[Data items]
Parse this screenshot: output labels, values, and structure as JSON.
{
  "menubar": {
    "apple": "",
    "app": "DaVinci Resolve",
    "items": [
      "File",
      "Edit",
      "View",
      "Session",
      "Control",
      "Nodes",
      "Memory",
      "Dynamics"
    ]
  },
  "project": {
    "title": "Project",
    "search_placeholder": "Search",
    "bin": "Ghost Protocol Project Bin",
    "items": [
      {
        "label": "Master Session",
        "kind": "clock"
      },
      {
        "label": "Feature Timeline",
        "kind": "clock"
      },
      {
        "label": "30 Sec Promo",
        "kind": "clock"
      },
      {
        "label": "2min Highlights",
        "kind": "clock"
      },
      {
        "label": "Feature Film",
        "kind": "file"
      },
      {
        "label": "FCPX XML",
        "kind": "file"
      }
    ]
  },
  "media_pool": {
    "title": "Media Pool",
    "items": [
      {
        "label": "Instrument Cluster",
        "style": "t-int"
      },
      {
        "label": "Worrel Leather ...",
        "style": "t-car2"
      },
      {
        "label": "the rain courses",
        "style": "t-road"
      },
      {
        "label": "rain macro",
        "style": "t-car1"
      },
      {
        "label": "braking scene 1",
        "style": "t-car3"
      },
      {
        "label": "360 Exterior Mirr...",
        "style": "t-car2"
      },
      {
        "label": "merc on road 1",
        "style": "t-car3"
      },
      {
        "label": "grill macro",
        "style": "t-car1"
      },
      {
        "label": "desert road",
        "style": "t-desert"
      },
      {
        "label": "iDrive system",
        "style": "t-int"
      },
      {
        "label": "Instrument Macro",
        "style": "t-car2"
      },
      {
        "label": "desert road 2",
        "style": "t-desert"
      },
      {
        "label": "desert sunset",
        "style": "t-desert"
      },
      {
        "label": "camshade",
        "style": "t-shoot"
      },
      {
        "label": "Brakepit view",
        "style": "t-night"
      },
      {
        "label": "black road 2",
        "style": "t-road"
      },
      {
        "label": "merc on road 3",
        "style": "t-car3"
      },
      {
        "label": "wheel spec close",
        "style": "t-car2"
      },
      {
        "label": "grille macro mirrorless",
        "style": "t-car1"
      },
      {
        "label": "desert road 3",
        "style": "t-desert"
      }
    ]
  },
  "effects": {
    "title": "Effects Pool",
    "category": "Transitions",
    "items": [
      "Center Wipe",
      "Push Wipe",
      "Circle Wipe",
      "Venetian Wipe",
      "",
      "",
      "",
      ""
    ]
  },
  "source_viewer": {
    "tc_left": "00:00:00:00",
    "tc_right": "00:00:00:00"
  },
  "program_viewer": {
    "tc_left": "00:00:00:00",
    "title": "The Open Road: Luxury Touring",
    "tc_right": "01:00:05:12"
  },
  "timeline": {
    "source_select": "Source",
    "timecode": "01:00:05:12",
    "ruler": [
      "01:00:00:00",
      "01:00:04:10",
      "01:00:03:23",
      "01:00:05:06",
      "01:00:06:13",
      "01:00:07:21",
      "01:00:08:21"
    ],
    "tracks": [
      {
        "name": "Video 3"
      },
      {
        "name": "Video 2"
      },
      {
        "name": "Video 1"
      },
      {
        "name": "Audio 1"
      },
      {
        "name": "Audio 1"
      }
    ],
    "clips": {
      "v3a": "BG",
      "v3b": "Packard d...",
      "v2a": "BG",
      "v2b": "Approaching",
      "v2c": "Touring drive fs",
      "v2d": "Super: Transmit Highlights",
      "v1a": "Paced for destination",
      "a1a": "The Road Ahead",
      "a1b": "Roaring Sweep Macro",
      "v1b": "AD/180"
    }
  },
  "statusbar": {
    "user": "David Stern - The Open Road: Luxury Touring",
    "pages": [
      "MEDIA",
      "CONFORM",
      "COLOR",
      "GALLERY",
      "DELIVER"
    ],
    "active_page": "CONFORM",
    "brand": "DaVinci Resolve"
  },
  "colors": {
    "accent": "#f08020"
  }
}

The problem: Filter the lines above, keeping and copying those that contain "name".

Response to the task:
        "name": "Video 3"
        "name": "Video 2"
        "name": "Video 1"
        "name": "Audio 1"
        "name": "Audio 1"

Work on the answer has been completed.